--- The records Enclosed Below ---

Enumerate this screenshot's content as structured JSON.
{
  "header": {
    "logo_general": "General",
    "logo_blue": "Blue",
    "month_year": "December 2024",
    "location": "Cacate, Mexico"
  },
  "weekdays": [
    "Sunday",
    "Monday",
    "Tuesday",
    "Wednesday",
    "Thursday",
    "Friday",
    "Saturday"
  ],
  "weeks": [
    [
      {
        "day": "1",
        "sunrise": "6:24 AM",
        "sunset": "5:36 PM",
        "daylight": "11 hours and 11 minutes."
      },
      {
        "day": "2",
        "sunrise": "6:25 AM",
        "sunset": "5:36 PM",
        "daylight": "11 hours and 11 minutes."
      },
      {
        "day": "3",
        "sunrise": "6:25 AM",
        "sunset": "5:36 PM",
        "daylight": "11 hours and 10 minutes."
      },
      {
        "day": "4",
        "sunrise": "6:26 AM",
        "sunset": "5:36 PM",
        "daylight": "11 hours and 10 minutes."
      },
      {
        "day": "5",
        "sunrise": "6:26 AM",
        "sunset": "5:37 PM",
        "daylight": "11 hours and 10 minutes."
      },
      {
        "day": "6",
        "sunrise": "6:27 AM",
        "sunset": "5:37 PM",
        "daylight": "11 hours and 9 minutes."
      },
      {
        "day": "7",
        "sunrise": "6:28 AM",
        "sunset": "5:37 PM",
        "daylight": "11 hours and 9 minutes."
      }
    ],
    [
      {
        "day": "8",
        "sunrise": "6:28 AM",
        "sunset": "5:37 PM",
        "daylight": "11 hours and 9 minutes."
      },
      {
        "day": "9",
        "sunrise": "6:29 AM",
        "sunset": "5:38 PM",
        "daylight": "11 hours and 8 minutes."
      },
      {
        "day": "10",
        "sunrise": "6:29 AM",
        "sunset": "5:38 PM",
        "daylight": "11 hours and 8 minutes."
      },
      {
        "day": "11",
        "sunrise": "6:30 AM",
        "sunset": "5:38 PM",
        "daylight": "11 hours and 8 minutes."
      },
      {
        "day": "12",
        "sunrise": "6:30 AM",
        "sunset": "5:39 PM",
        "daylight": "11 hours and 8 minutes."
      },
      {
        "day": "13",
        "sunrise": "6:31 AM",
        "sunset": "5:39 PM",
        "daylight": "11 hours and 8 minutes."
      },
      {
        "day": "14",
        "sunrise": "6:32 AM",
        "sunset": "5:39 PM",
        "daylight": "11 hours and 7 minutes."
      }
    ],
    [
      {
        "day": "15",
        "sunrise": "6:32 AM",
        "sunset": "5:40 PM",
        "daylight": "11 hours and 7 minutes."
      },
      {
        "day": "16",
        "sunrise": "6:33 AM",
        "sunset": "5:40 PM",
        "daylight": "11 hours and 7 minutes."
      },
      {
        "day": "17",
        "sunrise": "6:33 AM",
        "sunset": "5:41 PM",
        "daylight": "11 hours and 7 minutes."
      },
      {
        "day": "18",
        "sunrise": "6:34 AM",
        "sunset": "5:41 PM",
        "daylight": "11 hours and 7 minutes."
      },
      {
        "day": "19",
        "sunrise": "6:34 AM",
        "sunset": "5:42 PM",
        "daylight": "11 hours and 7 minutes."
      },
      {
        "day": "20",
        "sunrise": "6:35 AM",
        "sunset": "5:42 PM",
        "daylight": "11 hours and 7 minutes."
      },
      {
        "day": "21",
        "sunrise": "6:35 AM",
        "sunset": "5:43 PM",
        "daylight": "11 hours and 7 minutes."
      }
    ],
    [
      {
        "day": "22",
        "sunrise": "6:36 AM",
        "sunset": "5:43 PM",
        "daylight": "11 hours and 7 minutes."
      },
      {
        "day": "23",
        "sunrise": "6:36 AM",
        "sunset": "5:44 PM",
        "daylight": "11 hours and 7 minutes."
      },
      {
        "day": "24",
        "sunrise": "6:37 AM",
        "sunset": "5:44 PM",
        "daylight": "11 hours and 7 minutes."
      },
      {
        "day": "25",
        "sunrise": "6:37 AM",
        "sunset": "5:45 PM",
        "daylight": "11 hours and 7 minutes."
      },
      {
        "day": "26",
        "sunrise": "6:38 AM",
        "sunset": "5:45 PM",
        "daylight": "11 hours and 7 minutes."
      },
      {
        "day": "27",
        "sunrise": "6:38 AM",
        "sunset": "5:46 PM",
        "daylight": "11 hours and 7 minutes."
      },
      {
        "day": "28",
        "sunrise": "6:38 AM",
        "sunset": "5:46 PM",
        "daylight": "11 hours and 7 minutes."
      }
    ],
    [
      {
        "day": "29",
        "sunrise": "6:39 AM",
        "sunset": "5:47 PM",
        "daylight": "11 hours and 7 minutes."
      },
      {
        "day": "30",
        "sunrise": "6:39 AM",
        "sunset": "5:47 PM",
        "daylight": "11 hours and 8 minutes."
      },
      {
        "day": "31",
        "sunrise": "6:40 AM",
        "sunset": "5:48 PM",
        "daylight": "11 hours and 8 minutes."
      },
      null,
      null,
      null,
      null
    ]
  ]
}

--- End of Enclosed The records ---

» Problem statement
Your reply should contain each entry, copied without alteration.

» Exercise output
Enumerate this screenshot's content as structured JSON.
{
  "header": {
    "logo_general": "General",
    "logo_blue": "Blue",
    "month_year": "December 2024",
    "location": "Cacate, Mexico"
  },
  "weekdays": [
    "Sunday",
    "Monday",
    "Tuesday",
    "Wednesday",
    "Thursday",
    "Friday",
    "Saturday"
  ],
  "weeks": [
    [
      {
        "day": "1",
        "sunrise": "6:24 AM",
        "sunset": "5:36 PM",
        "daylight": "11 hours and 11 minutes."
      },
      {
        "day": "2",
        "sunrise": "6:25 AM",
        "sunset": "5:36 PM",
        "daylight": "11 hours and 11 minutes."
      },
      {
        "day": "3",
        "sunrise": "6:25 AM",
        "sunset": "5:36 PM",
        "daylight": "11 hours and 10 minutes."
      },
      {
        "day": "4",
        "sunrise": "6:26 AM",
        "sunset": "5:36 PM",
        "daylight": "11 hours and 10 minutes."
      },
      {
        "day": "5",
        "sunrise": "6:26 AM",
        "sunset": "5:37 PM",
        "daylight": "11 hours and 10 minutes."
      },
      {
        "day": "6",
        "sunrise": "6:27 AM",
        "sunset": "5:37 PM",
        "daylight": "11 hours and 9 minutes."
      },
      {
        "day": "7",
        "sunrise": "6:28 AM",
        "sunset": "5:37 PM",
        "daylight": "11 hours and 9 minutes."
      }
    ],
    [
      {
        "day": "8",
        "sunrise": "6:28 AM",
        "sunset": "5:37 PM",
        "daylight": "11 hours and 9 minutes."
      },
      {
        "day": "9",
        "sunrise": "6:29 AM",
        "sunset": "5:38 PM",
        "daylight": "11 hours and 8 minutes."
      },
      {
        "day": "10",
        "sunrise": "6:29 AM",
        "sunset": "5:38 PM",
        "daylight": "11 hours and 8 minutes."
      },
      {
        "day": "11",
        "sunrise": "6:30 AM",
        "sunset": "5:38 PM",
        "daylight": "11 hours and 8 minutes."
      },
      {
        "day": "12",
        "sunrise": "6:30 AM",
        "sunset": "5:39 PM",
        "daylight": "11 hours and 8 minutes."
      },
      {
        "day": "13",
        "sunrise": "6:31 AM",
        "sunset": "5:39 PM",
        "daylight": "11 hours and 8 minutes."
      },
      {
        "day": "14",
        "sunrise": "6:32 AM",
        "sunset": "5:39 PM",
        "daylight": "11 hours and 7 minutes."
      }
    ],
    [
      {
        "day": "15",
        "sunrise": "6:32 AM",
        "sunset": "5:40 PM",
        "daylight": "11 hours and 7 minutes."
      },
      {
        "day": "16",
        "sunrise": "6:33 AM",
        "sunset": "5:40 PM",
        "daylight": "11 hours and 7 minutes."
      },
      {
        "day": "17",
        "sunrise": "6:33 AM",
        "sunset": "5:41 PM",
        "daylight": "11 hours and 7 minutes."
      },
      {
        "day": "18",
        "sunrise": "6:34 AM",
        "sunset": "5:41 PM",
        "daylight": "11 hours and 7 minutes."
      },
      {
        "day": "19",
        "sunrise": "6:34 AM",
        "sunset": "5:42 PM",
        "daylight": "11 hours and 7 minutes."
      },
      {
        "day": "20",
        "sunrise": "6:35 AM",
        "sunset": "5:42 PM",
        "daylight": "11 hours and 7 minutes."
      },
      {
        "day": "21",
        "sunrise": "6:35 AM",
        "sunset": "5:43 PM",
        "daylight": "11 hours and 7 minutes."
      }
    ],
    [
      {
        "day": "22",
        "sunrise": "6:36 AM",
        "sunset": "5:43 PM",
        "daylight": "11 hours and 7 minutes."
      },
      {
        "day": "23",
        "sunrise": "6:36 AM",
        "sunset": "5:44 PM",
        "daylight": "11 hours and 7 minutes."
      },
      {
        "day": "24",
        "sunrise": "6:37 AM",
        "sunset": "5:44 PM",
        "daylight": "11 hours and 7 minutes."
      },
      {
        "day": "25",
        "sunrise": "6:37 AM",
        "sunset": "5:45 PM",
        "daylight": "11 hours and 7 minutes."
      },
      {
        "day": "26",
        "sunrise": "6:38 AM",
        "sunset": "5:45 PM",
        "daylight": "11 hours and 7 minutes."
      },
      {
        "day": "27",
        "sunrise": "6:38 AM",
        "sunset": "5:46 PM",
        "daylight": "11 hours and 7 minutes."
      },
      {
        "day": "28",
        "sunrise": "6:38 AM",
        "sunset": "5:46 PM",
        "daylight": "11 hours and 7 minutes."
      }
    ],
    [
      {
        "day": "29",
        "sunrise": "6:39 AM",
        "sunset": "5:47 PM",
        "daylight": "11 hours and 7 minutes."
      },
      {
        "day": "30",
        "sunrise": "6:39 AM",
        "sunset": "5:47 PM",
        "daylight": "11 hours and 8 minutes."
      },
      {
        "day": "31",
        "sunrise": "6:40 AM",
        "sunset": "5:48 PM",
        "daylight": "11 hours and 8 minutes."
      },
      null,
      null,
      null,
      null
    ]
  ]
}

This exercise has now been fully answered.